Located just northwest of the Loop in the Fulton River District, Randolph Place Residences boasts a sure-footing in the history books of this former manufacturing area. The famous turn-of-the-century Chicago City Planner, Daniel Burnham, originally designed and built the building in 1929, shortly after completing its sister tower immediately to the south at 111 N. Canal (currently known as River Center). Burnham is credited with having built the first Chicago high-rise office building as well as designing the 1893 World’s Fair in Chicago. He is still known today as the man who envisioned a city complete with public lakefront parks for its citizens.

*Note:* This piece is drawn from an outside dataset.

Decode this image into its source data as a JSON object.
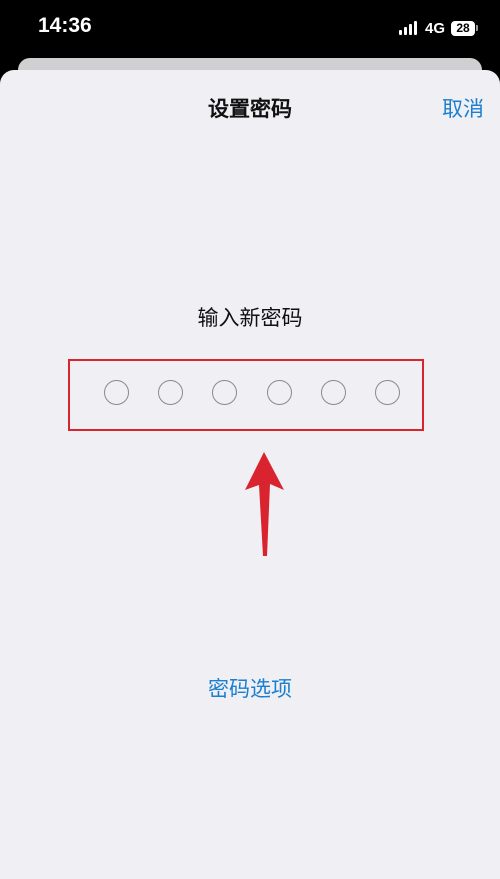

Daniel Burnham’s riverfront design at 165 N. Canal Street was originally railroad offices, and a cataloguewarehouse.nally known as the Butler Brothers Warehouse. In the years that followed, the building housed a variety of manufacturing warehouses and offices, such as telephone company offices, the Canadian Northwest (CNW).
The conversion of this 16-story building into loft-style condominiums was completed in 1999. The exterior brick facades, Tuscan arcading, and 10-foot plus interior ceiling heights were preserved during the building’s conversion. Many amenities were added to the residences, including new oak hardwood floors, balconies, and ventless gas fireplaces.
As the surrounding neighborhood evolves and grows, Randolph Place Residences continues to hold its unique position as both a reminder of the forgotten past of the formerly industrial area as well as an example of the neighborhood’s current trend of sophisticated, urban housing.
Christine Hancock, Broker Associate with Prudential Rubloff specializing in downtown Chicago Real Estate including The Gold Coast, South Loop, West Loop, Streeterville & Lincoln Park for over 10 years. Call/Email Me today at 312-296-9300, or visit my website at DowntownChicagoRealEstate.com